• **Work instructions**:
Search the entries below for "this", and copy each line where it appears.

Website and app data records
══════════
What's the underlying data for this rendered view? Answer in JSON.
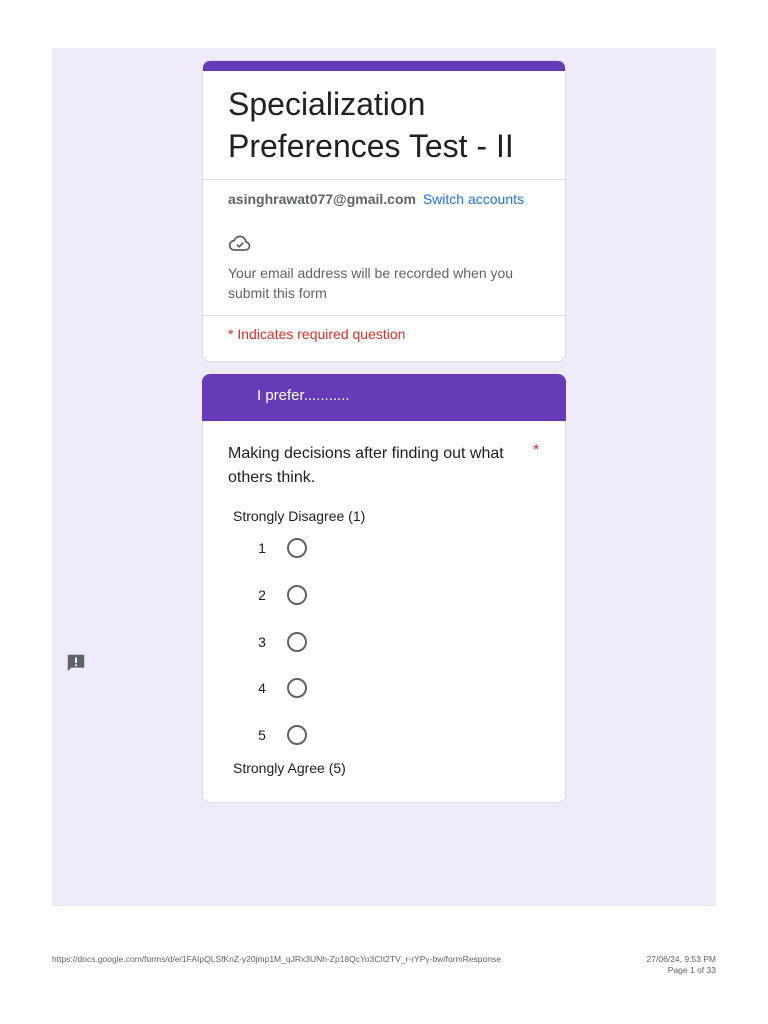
{
  "form": {
    "title": "Specialization Preferences Test - II",
    "account_email": "asinghrawat077@gmail.com",
    "switch_accounts": "Switch accounts",
    "email_note": "Your email address will be recorded when you submit this form",
    "required_note": "* Indicates required question",
    "accent_color": "#673ab7"
  },
  "section": {
    "title": "I prefer..........."
  },
  "question": {
    "text": "Making decisions after finding out what others think.",
    "required_star": "*",
    "low_label": "Strongly Disagree (1)",
    "high_label": "Strongly Agree (5)",
    "options": [
      "1",
      "2",
      "3",
      "4",
      "5"
    ]
  },
  "footer": {
    "url": "https://docs.google.com/forms/d/e/1FAIpQLSfKnZ-y20jmp1M_qJRx3UNh-Zp18QcYo3CIt2TV_r-rYPy-bw/formResponse",
    "datetime": "27/06/24, 9:53 PM",
    "page": "Page 1 of 33"
  },
  "icons": {
    "cloud": "cloud-check-icon",
    "feedback": "feedback-icon"
  }
}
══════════
• **Exercise response**:
What's the underlying data for this rendered view? Answer in JSON.
    "email_note": "Your email address will be recorded when you submit this form",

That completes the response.